September 22, 2012

directed by Rodney Ascher, 2012

Room 237 is a potent, one-of-a-kind exploration into obsession and fanaticism that calls into question the underlying value of art and those who seek to unearth it. Whether or not you’re a fan of Kubrick and his films is moot. Rodney Ascher’s documentary serves up mind-boggling theory after another, absorbing the viewer into a bubble of references and theories surrounding Kubrick’s 1980 horror classic The Shining. Broken into nine sections, Room 237 is chalk-full of altered images, stock footage, and snippets from the rest of Kubrick’s oeuvre.
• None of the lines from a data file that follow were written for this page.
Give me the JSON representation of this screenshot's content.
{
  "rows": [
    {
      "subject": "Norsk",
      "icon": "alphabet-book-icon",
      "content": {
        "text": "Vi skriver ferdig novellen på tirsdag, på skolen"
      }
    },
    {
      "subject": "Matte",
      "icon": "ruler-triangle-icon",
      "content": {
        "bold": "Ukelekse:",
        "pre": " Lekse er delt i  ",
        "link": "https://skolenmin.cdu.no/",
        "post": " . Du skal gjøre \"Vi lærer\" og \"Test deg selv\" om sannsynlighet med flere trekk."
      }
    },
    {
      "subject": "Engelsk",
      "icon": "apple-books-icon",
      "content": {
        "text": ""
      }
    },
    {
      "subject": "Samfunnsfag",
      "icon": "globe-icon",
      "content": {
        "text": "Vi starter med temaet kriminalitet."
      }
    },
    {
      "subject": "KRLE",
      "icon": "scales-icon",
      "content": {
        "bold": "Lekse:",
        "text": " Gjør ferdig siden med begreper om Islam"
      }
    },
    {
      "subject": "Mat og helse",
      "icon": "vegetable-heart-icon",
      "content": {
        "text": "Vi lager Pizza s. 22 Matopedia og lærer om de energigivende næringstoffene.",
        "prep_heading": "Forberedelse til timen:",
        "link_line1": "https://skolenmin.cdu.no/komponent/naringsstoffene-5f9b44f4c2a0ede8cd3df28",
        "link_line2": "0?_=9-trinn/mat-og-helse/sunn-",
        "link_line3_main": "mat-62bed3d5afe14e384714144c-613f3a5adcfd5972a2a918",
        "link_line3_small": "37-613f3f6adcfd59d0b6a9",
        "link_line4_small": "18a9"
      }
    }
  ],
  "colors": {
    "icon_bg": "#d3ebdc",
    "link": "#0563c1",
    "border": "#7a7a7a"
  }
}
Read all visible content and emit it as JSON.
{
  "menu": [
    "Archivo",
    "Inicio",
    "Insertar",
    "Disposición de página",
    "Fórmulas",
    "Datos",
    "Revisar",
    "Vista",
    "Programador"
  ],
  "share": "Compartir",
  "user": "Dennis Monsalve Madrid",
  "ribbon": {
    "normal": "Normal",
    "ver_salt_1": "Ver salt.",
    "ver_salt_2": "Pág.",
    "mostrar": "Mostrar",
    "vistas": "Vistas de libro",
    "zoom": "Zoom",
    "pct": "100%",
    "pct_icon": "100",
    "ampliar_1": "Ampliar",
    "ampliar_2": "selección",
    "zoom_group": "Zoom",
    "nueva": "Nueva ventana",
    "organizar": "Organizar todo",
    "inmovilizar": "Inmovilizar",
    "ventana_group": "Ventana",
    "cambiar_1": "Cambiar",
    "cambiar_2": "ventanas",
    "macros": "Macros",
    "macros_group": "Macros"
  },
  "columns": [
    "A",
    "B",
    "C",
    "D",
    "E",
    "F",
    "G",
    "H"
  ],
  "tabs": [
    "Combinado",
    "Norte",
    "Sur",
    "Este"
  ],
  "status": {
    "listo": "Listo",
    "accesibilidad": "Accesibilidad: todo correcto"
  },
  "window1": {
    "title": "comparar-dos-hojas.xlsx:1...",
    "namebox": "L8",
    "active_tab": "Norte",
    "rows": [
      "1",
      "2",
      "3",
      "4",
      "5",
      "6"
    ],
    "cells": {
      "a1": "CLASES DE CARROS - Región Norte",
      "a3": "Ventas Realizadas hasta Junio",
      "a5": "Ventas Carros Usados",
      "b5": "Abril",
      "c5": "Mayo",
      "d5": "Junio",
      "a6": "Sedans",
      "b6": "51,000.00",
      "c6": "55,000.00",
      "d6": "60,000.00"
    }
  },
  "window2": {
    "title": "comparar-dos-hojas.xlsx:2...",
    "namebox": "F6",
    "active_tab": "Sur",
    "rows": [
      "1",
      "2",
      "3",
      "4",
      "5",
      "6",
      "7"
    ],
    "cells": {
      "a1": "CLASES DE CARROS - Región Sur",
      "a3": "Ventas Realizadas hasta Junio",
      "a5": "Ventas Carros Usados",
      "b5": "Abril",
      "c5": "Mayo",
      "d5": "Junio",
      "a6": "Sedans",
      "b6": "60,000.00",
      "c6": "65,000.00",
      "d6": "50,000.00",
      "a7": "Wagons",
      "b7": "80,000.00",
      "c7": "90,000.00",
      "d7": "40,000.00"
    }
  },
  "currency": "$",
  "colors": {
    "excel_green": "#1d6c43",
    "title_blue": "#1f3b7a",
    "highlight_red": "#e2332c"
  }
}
Its structure and cohesiveness very much plays like a thrown together college assignment on the auteur, but with enough ideas to keep us entertained, and even enthralled throughout its duration.

Full review at Sound on Sight